§ **Dataset entries**
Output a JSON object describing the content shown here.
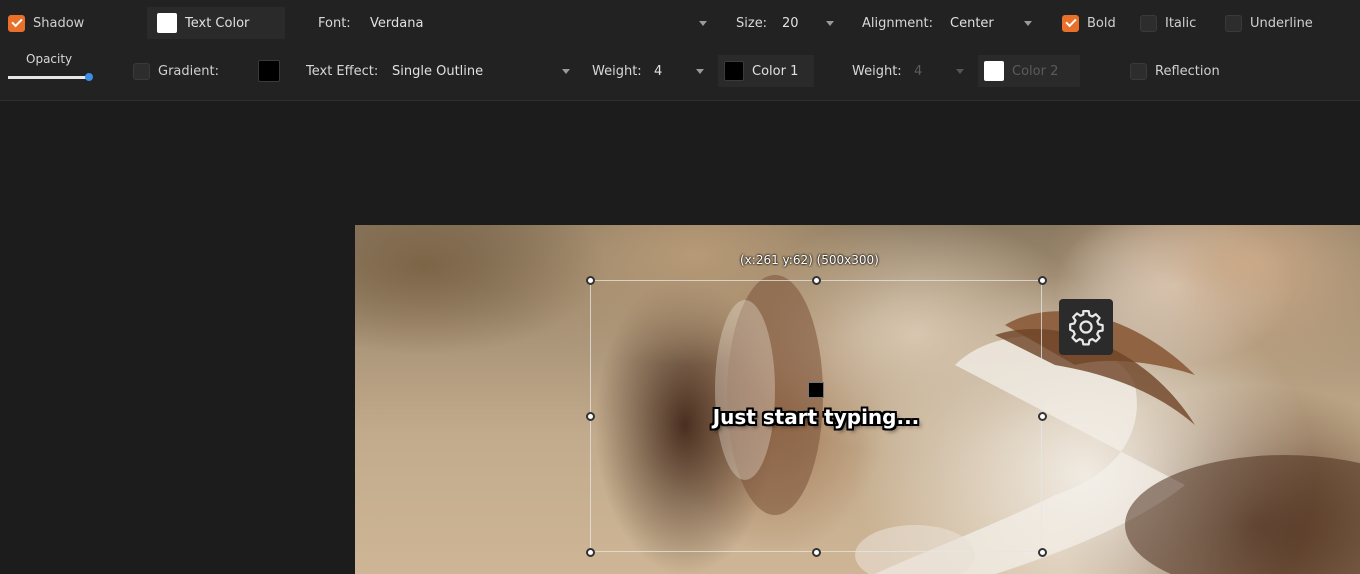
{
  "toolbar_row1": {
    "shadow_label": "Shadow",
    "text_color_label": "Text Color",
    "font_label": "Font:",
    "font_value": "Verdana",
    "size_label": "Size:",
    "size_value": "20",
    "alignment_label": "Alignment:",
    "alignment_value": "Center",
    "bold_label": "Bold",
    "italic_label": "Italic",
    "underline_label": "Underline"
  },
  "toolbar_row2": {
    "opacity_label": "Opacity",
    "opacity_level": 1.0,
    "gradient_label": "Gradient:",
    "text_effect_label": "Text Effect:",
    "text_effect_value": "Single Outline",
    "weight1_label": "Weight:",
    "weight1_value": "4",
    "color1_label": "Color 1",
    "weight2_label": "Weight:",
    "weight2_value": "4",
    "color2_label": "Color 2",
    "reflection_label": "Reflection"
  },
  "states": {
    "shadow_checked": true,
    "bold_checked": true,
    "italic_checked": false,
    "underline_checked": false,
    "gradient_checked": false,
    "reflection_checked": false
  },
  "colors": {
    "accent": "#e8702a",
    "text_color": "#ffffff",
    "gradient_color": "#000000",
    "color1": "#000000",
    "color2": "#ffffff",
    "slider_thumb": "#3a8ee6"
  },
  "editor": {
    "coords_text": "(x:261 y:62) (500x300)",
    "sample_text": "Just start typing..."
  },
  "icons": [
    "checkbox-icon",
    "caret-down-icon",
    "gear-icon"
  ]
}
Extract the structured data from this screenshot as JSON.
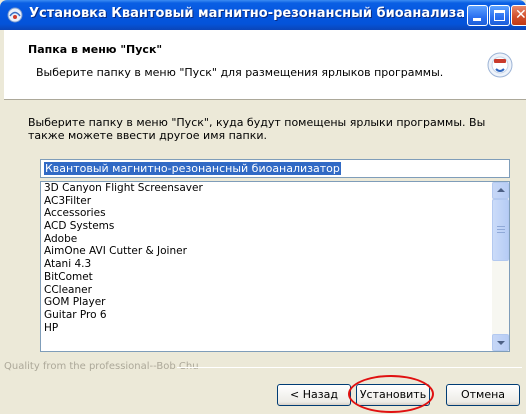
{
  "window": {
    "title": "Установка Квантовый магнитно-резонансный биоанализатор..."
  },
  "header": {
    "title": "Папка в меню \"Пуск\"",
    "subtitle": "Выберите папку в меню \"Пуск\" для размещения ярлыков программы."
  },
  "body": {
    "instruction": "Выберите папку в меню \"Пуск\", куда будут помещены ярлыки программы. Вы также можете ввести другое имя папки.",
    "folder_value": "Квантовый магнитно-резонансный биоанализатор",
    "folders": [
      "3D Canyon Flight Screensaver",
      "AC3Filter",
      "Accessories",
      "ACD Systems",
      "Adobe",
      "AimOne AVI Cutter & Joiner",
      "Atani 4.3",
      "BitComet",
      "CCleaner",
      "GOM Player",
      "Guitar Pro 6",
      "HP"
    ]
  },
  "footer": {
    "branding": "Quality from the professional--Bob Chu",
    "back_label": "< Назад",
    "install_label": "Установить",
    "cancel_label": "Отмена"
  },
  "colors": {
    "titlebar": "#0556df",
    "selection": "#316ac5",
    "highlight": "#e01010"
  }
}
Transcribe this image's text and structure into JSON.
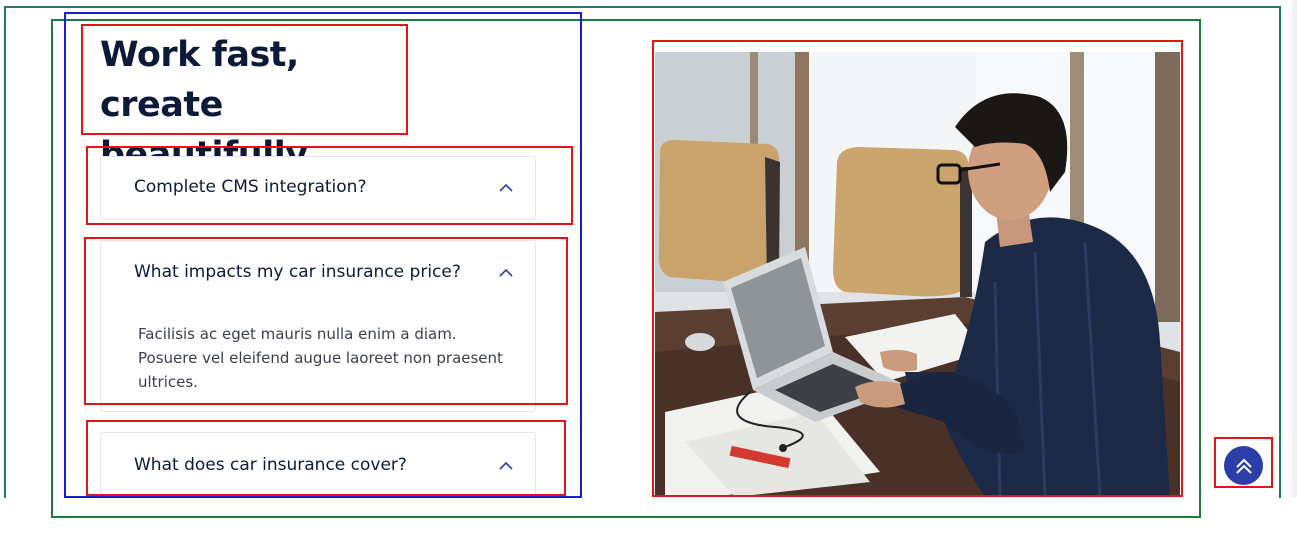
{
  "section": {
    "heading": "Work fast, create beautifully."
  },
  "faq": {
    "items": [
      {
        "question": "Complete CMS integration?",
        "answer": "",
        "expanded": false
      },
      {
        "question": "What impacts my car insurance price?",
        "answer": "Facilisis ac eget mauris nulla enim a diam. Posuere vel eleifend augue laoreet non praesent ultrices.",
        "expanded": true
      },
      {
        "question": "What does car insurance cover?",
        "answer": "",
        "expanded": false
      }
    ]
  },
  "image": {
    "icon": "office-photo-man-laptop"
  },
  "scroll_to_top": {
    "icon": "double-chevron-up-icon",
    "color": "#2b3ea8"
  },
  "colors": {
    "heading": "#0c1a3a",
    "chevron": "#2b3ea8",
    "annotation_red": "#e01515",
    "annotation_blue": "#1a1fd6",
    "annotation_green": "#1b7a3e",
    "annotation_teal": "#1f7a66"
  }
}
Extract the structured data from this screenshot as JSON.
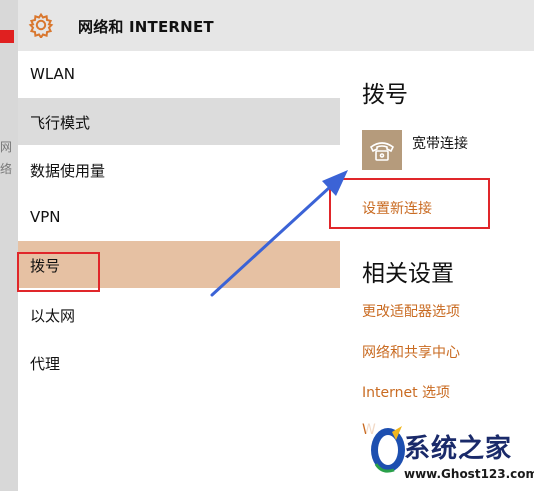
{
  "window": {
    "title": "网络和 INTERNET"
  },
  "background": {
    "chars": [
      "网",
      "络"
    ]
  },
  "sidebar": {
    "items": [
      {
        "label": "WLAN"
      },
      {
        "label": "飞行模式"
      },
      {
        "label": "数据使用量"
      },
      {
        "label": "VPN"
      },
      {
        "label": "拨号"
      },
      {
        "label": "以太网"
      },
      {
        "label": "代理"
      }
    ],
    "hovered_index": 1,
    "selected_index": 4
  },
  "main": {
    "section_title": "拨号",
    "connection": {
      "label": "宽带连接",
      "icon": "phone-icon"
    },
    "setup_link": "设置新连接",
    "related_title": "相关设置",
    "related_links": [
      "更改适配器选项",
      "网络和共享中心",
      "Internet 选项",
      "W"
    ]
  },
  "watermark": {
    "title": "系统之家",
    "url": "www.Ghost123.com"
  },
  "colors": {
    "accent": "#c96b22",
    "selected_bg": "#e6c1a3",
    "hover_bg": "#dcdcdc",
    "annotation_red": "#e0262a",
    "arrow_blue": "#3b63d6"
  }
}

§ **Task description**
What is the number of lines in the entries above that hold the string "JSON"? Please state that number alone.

§ **Finished exercise**
4